Logging and fishing were the primary means of making a living in this neck of the woods, back in the good old days.
The fishing vessel, BCP 45 is housed in our Maritime Heritage Centre and was given national prominence when the Bank of Canada used its image on the back of the $5 bill between 1973 to 1986. This vessel was a typical seiner for the decades from 1930 to 1970. Most of the work was done by hand, setting the net, brailing the fish into the hold and tackling all the other tasks involved in operating the boat. It was efficiently & successfully operated by 5 crew members.
During the days of big timber, two fallers worked together to take down big trees, 6-10 feet in diameter, by chopping out the undercut with axes, establishing the back cut with a long crosscut saw and then driving steel wedges with sledge hammers to tip the tree over. Two men, with some hand tools, falling large trees, by the sweat of their brows.
The workers made their wages and the employers reaped their handsome financial rewards.
It is with some “taxpayer” dismay that I drive by 7+ yellow clad city employees, working on our main drag repaving small diamond shaped patches around each manhole cover. I am not saying the job doesn’t need to be done but making the observation that it seems like “one heck of a lot of workers” for that particular job. I’d be interested in knowing the hourly rate this maintenance work is costing.
Is it considered an efficient use of tax dollars?

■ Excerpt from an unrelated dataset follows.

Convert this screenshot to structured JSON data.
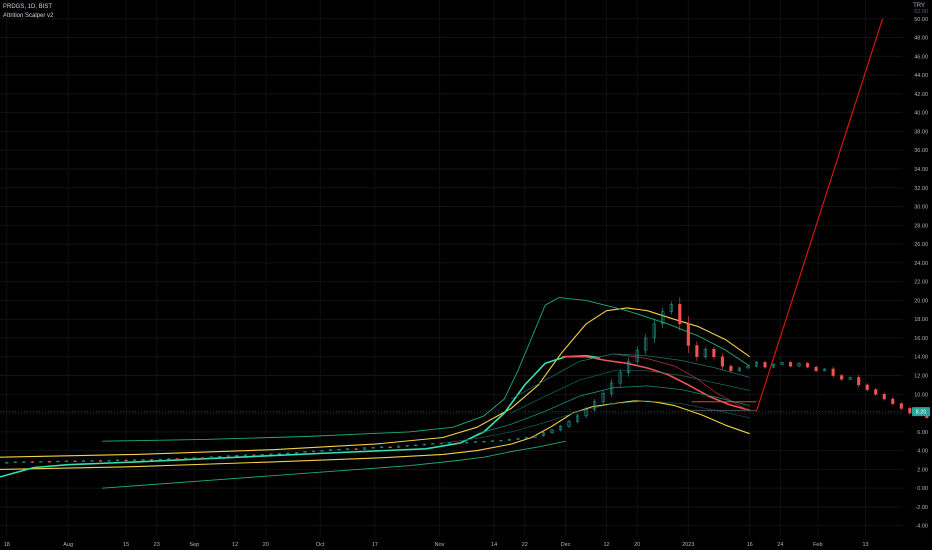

This is not a criticism of the folks doing the task but a question for the managers and financial planners of the operation.